All throughout his career Judge’s tendency has been to struggle initially when he gets to a new level, then adjust and have success. He struggled big time last season after being called up. Sure, he mashed some long home runs, but the strikeouts piled up and were a major concern. How could they not be? We’ve yet to see that version of Judge this year, the one who can’t make contact. He’s provided some nice punch from the bottom third of the lineup.

“I think it’s important he contributes,” said Girardi yesterday. “Being a young player can be difficult at times, when you get off to slow starts. Maybe you’re not swinging quite as well as people think you should. There’s a lot of expectations placed on you. Anytime you’re able to contribute — and he’s contributed pretty big the last two days — I think it helps them relax a little bit.”

Seven games doesn’t tell us anything definitive about Judge this season. He could slip into a 4-for-40 with 25 strikeouts slump tomorrow. Early on though, he looks more comfortable at the plate, especially in two-strike counts, and that is really encouraging. He’s worked hard to make changes and put himself in the best position to succeed. We’re starting to see the results of that work now that he’s swinging and missing less often.

Yes, there will be growing pains with the kids

Spring Training sure was fun, wasn’t it? Greg Bird and Gary Sanchez hit the snot out of the ball and it was hard not to get excited about them hitting second and third in the regular season. Naturally, both have started the regular season slowly. Bird was off to a 1-for-16 (.063) start — the one hit was a bloop just inside the foul line — before getting sick over the weekend and sitting out a few games. Sanchez went 3-for-20 (.150) with a homer before landing on the disabled list with a biceps issue.

Fair or unfair, the combination of their first impressions — Bird in the second half of 2015 and Sanchez in the second half of 2016 — and dynamite springs raised expectations. The Yankees certainly expect Bird and Sanchez to be key contributors this year given their lineup positions. The first week of the season was a harsh reminder that yeah, these are two kids in their first full MLB season, and there will be bumps along the way. They’re better than they’ve shown so far. Much better. Ups and down come with the territory with young players though.

Carter is an imperfect bench piece

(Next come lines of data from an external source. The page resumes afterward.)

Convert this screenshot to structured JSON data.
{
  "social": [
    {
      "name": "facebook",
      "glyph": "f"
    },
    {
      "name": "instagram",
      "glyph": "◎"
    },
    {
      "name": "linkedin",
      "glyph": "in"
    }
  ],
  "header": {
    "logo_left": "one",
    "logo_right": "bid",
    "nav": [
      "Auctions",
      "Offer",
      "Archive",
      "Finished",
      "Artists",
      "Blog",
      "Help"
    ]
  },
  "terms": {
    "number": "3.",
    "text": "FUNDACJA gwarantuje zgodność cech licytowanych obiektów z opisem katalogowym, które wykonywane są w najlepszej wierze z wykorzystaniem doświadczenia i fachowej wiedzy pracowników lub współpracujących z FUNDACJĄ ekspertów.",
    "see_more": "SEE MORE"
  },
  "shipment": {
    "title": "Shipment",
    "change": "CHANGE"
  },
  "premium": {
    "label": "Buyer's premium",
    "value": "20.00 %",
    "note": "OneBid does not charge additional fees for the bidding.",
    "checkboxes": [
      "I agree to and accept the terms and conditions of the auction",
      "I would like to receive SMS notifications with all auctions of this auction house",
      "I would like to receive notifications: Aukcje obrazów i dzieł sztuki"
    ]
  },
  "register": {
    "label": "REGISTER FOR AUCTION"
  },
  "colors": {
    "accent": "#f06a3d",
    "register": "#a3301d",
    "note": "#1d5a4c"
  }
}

The Yankees were smart to pick up Chris Carter on the cheap at the end of the offseason because hey, 40-homer bats don’t grow on trees, plus no one knew what to expect from Bird. We still don’t know what Bird can do this season. I think he’ll be good, but I don’t know that. Adding Carter as a safety net was a nifty little low-cost addition. Dingers are cool. I like dingers.

At the same time, Bird showed his shoulder is sound in Spring Training and the Yankees are committed to playing him, which leaves Carter on the bench. Before Bird’s recent illness, Carter pinch-hit twice in the first four games of the season, and that’s it. He can’t do much else. He’s a first baseman (and designated hitter) only, so he offers no versatility, and given his splits, ideally he’d hit against lefties. There’s a very specific set of conditions that have to be met for Carter to play.

Bird is out sick now (and his ankle is acting up), so the Yankees are happy to have Carter as a temporary fill-in. When Bird is healthy though — and especially once he starts hitting, which is only a matter of time — Carter’s usefulness is limited. He basically gets to pinch-hit against lefties in the late innings, and even then he’s only going to pinch-hit for certain batters. Ronald Torreyes and Austin Romine, essentially. That’s about it. Meh.